“I heard all about you,” Willie Mays said, still lying there on the ground, staring up at the legendary figure of the Alabama woods. Tic Tac Toe was someone he’d hoped never to see. He was the magic man of the forest. Rumor had it he’d been hijacked by spirits from his tenant farm and hauled off to the woods to learn the ways of the Devil. There were those who said he was a good man and knew the ancient healing powers of Mother Nature: the herbs that could drive out the beasts lodged within a shattered heart; the ointments that could soothe the soul tortured by Satan’s relentless whip. There were others, though, who wouldn’t take one step into the woods for fear that they might tread in Tic Tac’s path and be turned into a blind toad with only one leg, and that one cut off at the knee.
“What you heard ain’t nothing compared to what I am,” Tic Tac Toe replied.
Willie looked up at the cardboard crown, the huge, twisted nose with the wart bubbling on its tip, the eyes crisscrossed with lines of blood. “So then what are you, Mr. Tic Tac Toe?”
“I’m the one kept this ball rolling along.” The old man turned from the ball to the birds hovering above them. “And I’m the one taught these birds how to spread their wings and fly.”
The flight reeled through Willie’s head: the earth turning below, the wings pounding air, the claws ripping into his skin. He inspected his skin. There wasn’t a scratch anywhere; maybe the trip through the sky happened only in his mind.
Tic Tac Toe plucked the thought out of Willie’s skull: “Oh yes indeed, it surely did happen, Willie my boy. You flew up there like a cloud gone wild.” The old man’s smile hung in the twilight like a quarter moon coming up over the Gulf of Mexico.
Willie hesitated, trying to decide whether to grab the ball and try to outrun the birds, or sit at Tic Tac’s feet and ask him if it was true that the stars were the scattered seed of Jonah’s whale.
A shadow passed over Tic Tac’s face as the birds flew over the light of the rising moon. “Well, you should get along, Willie Mays,” he said.
“That’s it?” Willie asked, disappointed.

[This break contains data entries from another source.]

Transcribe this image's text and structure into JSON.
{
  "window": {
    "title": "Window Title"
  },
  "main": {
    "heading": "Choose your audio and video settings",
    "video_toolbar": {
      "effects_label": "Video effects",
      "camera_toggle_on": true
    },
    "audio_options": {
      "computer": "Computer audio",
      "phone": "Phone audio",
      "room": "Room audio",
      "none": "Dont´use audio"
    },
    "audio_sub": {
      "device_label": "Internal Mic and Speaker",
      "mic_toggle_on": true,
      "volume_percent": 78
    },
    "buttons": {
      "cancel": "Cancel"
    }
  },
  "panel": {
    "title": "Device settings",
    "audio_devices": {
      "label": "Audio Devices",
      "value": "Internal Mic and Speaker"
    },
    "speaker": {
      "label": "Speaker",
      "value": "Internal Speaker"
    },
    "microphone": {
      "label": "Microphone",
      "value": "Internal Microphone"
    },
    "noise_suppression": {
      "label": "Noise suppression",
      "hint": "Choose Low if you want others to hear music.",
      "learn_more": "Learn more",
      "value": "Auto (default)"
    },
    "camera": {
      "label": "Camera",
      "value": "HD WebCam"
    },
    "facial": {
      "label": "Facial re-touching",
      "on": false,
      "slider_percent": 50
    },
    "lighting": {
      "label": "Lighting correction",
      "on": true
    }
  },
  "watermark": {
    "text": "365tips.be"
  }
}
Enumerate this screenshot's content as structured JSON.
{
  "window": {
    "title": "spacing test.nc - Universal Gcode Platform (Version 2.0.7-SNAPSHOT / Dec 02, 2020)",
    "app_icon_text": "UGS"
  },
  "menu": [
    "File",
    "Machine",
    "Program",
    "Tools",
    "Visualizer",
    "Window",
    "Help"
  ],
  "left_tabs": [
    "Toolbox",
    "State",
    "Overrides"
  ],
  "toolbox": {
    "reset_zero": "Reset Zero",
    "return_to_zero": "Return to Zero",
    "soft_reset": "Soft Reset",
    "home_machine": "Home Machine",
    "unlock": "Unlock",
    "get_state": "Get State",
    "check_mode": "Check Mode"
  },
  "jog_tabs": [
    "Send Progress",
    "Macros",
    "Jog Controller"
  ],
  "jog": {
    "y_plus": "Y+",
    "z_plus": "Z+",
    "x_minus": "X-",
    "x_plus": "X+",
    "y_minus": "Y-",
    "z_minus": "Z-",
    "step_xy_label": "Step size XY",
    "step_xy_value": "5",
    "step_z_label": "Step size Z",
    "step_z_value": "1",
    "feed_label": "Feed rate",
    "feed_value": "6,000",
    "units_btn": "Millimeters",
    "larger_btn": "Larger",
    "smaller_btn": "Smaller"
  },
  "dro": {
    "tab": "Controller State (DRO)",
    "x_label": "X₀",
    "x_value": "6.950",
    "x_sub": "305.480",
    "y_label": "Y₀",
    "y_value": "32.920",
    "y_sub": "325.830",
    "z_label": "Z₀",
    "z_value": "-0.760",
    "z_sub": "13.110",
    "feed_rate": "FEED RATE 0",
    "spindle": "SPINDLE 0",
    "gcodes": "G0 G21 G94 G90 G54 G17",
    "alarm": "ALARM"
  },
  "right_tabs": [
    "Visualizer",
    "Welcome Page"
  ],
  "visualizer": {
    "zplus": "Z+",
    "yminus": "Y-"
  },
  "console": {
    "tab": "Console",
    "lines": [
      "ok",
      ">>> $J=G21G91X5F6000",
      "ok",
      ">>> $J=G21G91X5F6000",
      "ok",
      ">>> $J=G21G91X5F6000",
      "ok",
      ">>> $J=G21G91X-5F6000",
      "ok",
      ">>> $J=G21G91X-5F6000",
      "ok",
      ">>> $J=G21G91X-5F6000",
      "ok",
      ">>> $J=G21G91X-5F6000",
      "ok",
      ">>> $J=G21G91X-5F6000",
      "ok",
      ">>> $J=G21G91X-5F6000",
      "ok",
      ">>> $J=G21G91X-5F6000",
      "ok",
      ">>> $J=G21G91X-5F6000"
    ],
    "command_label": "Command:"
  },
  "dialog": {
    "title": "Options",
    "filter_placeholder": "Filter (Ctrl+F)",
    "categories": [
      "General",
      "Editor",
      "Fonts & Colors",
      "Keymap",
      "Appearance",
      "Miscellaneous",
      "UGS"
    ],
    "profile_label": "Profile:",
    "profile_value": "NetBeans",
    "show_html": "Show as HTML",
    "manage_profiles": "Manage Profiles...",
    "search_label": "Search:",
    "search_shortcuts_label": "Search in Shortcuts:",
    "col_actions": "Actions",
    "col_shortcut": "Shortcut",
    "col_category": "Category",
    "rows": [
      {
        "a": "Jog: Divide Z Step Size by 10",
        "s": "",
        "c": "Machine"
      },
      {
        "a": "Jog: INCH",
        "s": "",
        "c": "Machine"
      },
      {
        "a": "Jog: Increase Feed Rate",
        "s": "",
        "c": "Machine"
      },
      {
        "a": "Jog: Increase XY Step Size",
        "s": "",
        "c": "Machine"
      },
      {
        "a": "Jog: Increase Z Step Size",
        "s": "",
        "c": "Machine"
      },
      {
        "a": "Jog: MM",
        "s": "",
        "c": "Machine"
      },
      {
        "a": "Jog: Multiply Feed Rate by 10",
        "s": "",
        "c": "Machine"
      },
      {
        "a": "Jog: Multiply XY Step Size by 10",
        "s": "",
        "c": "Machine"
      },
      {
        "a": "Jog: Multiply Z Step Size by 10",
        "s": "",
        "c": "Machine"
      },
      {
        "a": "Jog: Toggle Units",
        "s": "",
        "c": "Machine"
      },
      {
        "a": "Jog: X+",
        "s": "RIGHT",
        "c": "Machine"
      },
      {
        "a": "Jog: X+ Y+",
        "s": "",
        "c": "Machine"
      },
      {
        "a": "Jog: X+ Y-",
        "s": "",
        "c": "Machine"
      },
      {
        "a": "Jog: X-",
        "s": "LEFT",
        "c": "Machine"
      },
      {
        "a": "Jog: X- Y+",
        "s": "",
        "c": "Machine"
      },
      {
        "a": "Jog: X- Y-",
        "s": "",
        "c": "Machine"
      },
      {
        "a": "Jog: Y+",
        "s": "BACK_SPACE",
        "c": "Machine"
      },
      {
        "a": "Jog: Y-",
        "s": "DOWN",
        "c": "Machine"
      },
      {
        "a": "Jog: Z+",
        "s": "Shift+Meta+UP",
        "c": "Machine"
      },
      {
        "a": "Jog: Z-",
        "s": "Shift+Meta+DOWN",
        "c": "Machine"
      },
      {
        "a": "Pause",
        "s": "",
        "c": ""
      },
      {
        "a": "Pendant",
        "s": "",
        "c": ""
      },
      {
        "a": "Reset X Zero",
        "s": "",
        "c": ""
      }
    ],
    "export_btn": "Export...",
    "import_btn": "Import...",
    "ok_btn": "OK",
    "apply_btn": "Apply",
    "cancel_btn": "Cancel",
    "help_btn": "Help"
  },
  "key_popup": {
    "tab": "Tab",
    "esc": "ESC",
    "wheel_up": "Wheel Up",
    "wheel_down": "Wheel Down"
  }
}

He couldn’t believe it: there weren’t going to be any lightning bolts emanating from Tic Tac Toe’s bony fingers, no multicolored snakes slithering out of his mouth.
Tic Tac’s laughter shook the birds from the sky, bringing back the light of the moon. “What you expect?!” the old man roared. “Crazy hands shaking off my arms and monkeys dancing out of the sky? Magic show with rabbits popping out of my ears?” The old brown shoe kicked the lean boy’s home run down the trail. “Get your ball and run on home.”
Tic Tac Toe scowled at the boy, the birds scattered across the gray sky, and the moon seemed to hesitate, as if it might decide to turn tail and return to the darkness on the other side of night.
Willie walked to the ball and picked it up. He took a long look at the old man and then turned up the path and started walking home.
It was the light that made him pivot around — lightning dividing the sky. Then smoke hid everything, the old man a vague shape covered in grays. The fourteen black birds sailed by his right ear, one by one, their wings fluttering against his cheek.
“Here it is, Willie,” Tic Tac Toe said, a hand and a piece of cloth looming out of the smoke. “The thing you were chasing.”
Willie touched the shirt and Tic Tac Toe disappeared. There was a strange sucking sound like the pull of a mule’s hoof lifting out of a mudhole, and then there was nothing. Just the white cloth, the black letters, and the number: 24. That, and the name on the front: New York Giants.
Soon as Willie got home, he snuck into his room and tucked the jersey beneath his pillow. His mother called him in and didn’t even scold him. She just put the chicken, peas, biscuits, and gravy on his plate, then said, “So, Willie boy, say hey.”